You can see the Thein baffle mounted below the cone in this picture. You can also see the latches I have mounted to the side of the housing. These engage the steel lip on the bottom of the canister filter and hold it securely. I obtained them from J.W.Winco Inc (www.jwwinco.com): part number 50ENEK.

After perusing J.P.Thein's website, I decided to replace my Woodcraft trash separator lid with one of his design for two reasons: 1) I didn't feel I was getting a good seal, and 2) I know from experience that as the trash can continued to fill up, more sawdust would start spewing out the outlet port.  To make mine I followed his basic instructions, but made the top circle bigger too allow an outside lip to be added, so that the lip of the trash can was captured between an inside and outside ring. I put 3/8 inch adhesive foam insulation in this grove to make a tighter seal. You may wonder why I needed two Thein baffles, one in the trash can and the other in the dust collector. The reason is that my dust collector has two 4 inch ports. I dedicate one to my SawStop (thus the baffle in the dust collector), and the other to my other stationary tools via the trash can separator.

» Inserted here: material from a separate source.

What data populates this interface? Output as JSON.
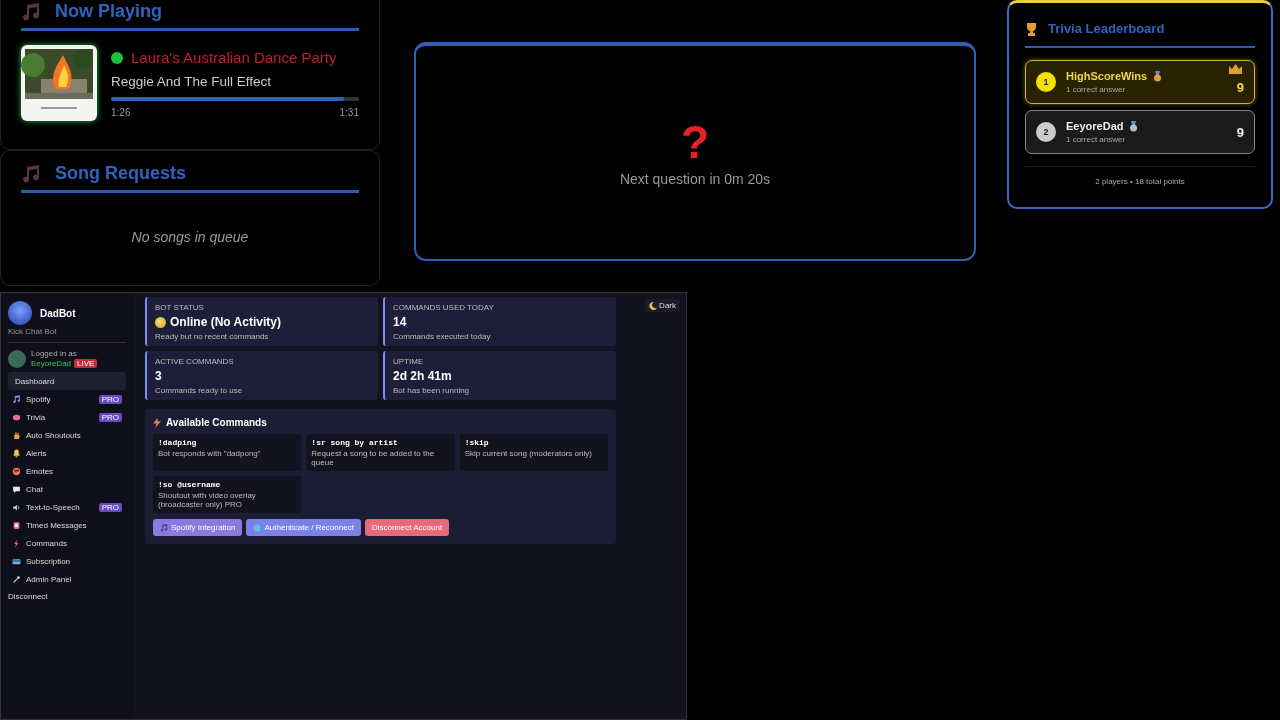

After perusing J.P.Thein’s website, I decided to replace my Woodcraft trash separator lid with one of his design for two reasons: 1) I didn’t feel I was getting a good seal, and 2) I know from experience that as the trash can continued to fill up, more sawdust would start spewing out the outlet port.
To make mine I followed his basic instructions, but made the top circle bigger too allow an outside lip to be added, so that the lip of the trash can was captured between an inside and outside ring. I put 3/8 inch adhesive foam insulation in this grove to make a tighter seal.
You may wonder why I needed two Thein baffles, one in the trash can and the other in the dust collector. The reason is that my dust collector has two 4 inch ports. I dedicate one to my SawStop (thus the baffle in the dust collector), and the other to my other stationary tools via the trash can separator.

Here you can see the canister mounted on the Dust collector, and new Thein baffle lid on the trash can separator.

Here you can see the canister mounted on the Dust collector, and new Thein baffle lid on the trash can separator.